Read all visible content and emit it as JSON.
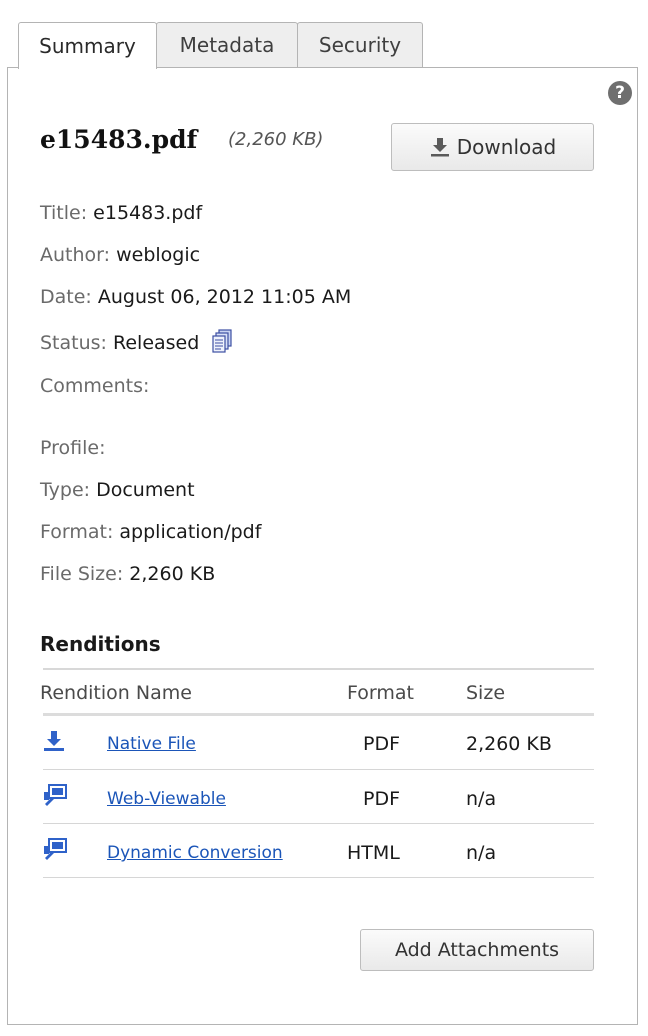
{
  "tabs": [
    {
      "label": "Summary",
      "active": true
    },
    {
      "label": "Metadata",
      "active": false
    },
    {
      "label": "Security",
      "active": false
    }
  ],
  "help_icon": "question-mark-icon",
  "file": {
    "name": "e15483.pdf",
    "size": "(2,260 KB)"
  },
  "download_label": "Download",
  "metadata": {
    "title_label": "Title:",
    "title_value": "e15483.pdf",
    "author_label": "Author:",
    "author_value": "weblogic",
    "date_label": "Date:",
    "date_value": "August 06, 2012 11:05 AM",
    "status_label": "Status:",
    "status_value": "Released",
    "comments_label": "Comments:",
    "comments_value": "",
    "profile_label": "Profile:",
    "profile_value": "",
    "type_label": "Type:",
    "type_value": "Document",
    "format_label": "Format:",
    "format_value": "application/pdf",
    "filesize_label": "File Size:",
    "filesize_value": "2,260 KB"
  },
  "renditions": {
    "title": "Renditions",
    "columns": [
      "Rendition Name",
      "Format",
      "Size"
    ],
    "rows": [
      {
        "icon": "download-icon",
        "name": "Native File",
        "format": "PDF",
        "size": "2,260 KB"
      },
      {
        "icon": "web-view-icon",
        "name": "Web-Viewable",
        "format": "PDF",
        "size": "n/a"
      },
      {
        "icon": "web-view-icon",
        "name": "Dynamic Conversion",
        "format": "HTML",
        "size": "n/a"
      }
    ]
  },
  "add_attachments_label": "Add Attachments",
  "colors": {
    "link": "#1b55b8",
    "icon_blue": "#2f62c9",
    "border": "#b4b4b4"
  }
}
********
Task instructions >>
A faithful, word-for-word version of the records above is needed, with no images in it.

Solution >>
Read all visible content and emit it as JSON.
{
  "tabs": [
    {
      "label": "Summary",
      "active": true
    },
    {
      "label": "Metadata",
      "active": false
    },
    {
      "label": "Security",
      "active": false
    }
  ],
  "help_icon": "question-mark-icon",
  "file": {
    "name": "e15483.pdf",
    "size": "(2,260 KB)"
  },
  "download_label": "Download",
  "metadata": {
    "title_label": "Title:",
    "title_value": "e15483.pdf",
    "author_label": "Author:",
    "author_value": "weblogic",
    "date_label": "Date:",
    "date_value": "August 06, 2012 11:05 AM",
    "status_label": "Status:",
    "status_value": "Released",
    "comments_label": "Comments:",
    "comments_value": "",
    "profile_label": "Profile:",
    "profile_value": "",
    "type_label": "Type:",
    "type_value": "Document",
    "format_label": "Format:",
    "format_value": "application/pdf",
    "filesize_label": "File Size:",
    "filesize_value": "2,260 KB"
  },
  "renditions": {
    "title": "Renditions",
    "columns": [
      "Rendition Name",
      "Format",
      "Size"
    ],
    "rows": [
      {
        "icon": "download-icon",
        "name": "Native File",
        "format": "PDF",
        "size": "2,260 KB"
      },
      {
        "icon": "web-view-icon",
        "name": "Web-Viewable",
        "format": "PDF",
        "size": "n/a"
      },
      {
        "icon": "web-view-icon",
        "name": "Dynamic Conversion",
        "format": "HTML",
        "size": "n/a"
      }
    ]
  },
  "add_attachments_label": "Add Attachments",
  "colors": {
    "link": "#1b55b8",
    "icon_blue": "#2f62c9",
    "border": "#b4b4b4"
  }
}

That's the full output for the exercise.